::: Information supplied :::
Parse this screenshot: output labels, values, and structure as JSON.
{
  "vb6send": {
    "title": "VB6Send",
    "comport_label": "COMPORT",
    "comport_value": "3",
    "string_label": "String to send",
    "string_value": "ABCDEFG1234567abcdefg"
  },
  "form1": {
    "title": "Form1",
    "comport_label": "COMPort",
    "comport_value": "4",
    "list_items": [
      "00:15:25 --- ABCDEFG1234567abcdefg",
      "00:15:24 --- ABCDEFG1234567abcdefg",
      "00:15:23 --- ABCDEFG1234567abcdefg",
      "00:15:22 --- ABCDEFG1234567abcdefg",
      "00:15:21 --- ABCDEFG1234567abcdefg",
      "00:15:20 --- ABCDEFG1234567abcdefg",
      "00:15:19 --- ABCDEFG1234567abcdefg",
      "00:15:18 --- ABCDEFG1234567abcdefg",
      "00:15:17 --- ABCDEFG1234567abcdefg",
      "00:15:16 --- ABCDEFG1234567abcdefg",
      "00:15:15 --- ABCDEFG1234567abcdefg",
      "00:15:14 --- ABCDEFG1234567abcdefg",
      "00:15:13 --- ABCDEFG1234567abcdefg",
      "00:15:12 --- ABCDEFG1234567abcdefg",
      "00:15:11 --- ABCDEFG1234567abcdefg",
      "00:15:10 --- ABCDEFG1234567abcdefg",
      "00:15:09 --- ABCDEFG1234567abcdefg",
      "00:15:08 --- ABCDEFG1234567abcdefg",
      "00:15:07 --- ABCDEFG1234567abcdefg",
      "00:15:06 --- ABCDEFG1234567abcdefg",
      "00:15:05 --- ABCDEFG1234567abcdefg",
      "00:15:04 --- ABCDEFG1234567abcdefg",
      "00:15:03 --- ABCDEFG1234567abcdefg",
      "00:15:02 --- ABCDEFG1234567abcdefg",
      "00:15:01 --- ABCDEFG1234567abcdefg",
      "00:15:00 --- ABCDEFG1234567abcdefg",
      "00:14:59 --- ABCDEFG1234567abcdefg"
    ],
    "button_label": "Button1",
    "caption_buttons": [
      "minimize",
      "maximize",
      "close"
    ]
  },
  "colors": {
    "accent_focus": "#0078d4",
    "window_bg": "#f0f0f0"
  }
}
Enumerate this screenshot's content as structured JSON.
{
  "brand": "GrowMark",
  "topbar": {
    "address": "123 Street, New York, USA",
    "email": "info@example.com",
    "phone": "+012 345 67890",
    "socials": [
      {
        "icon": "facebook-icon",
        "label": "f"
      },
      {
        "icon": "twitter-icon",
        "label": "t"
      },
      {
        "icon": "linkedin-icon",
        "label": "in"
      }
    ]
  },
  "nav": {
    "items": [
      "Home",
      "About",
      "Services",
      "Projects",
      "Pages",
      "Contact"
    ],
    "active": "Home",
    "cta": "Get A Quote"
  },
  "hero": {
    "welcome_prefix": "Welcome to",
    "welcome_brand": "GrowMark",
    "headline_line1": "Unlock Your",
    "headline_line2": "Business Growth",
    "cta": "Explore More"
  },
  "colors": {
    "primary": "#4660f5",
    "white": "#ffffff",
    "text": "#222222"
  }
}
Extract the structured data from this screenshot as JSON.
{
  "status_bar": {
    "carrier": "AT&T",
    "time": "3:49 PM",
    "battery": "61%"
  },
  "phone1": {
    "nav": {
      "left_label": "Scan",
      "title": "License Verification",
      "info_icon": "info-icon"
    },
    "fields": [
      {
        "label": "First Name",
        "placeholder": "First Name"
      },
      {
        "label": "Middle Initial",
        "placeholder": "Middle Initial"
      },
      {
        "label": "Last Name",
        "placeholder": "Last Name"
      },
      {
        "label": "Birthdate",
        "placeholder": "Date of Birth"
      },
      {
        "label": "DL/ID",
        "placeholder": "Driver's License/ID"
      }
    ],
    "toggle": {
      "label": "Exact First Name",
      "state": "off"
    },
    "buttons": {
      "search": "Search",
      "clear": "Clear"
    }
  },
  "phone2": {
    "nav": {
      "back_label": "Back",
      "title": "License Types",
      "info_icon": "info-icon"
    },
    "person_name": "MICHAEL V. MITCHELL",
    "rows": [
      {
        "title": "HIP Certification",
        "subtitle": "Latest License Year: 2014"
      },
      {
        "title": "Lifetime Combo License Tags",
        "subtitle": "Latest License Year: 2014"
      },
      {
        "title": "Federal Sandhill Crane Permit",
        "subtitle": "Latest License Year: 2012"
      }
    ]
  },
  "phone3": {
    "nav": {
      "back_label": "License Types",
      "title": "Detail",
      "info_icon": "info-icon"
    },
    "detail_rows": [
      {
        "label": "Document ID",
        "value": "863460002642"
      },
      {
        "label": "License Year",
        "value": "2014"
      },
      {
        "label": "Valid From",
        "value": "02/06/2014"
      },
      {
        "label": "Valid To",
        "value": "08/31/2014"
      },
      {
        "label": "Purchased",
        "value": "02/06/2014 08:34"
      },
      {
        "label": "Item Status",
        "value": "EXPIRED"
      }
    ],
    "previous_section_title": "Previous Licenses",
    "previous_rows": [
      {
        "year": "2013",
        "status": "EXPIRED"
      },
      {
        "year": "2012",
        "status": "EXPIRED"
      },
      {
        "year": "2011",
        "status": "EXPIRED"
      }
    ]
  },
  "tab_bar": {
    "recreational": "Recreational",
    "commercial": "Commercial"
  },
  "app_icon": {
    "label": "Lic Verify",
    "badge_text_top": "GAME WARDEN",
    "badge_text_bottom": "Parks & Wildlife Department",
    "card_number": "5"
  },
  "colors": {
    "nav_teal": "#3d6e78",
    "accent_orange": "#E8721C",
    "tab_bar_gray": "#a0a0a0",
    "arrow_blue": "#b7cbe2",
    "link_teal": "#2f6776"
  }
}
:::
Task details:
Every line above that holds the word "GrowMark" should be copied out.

Output for this task:
  "brand": "GrowMark",
    "welcome_brand": "GrowMark",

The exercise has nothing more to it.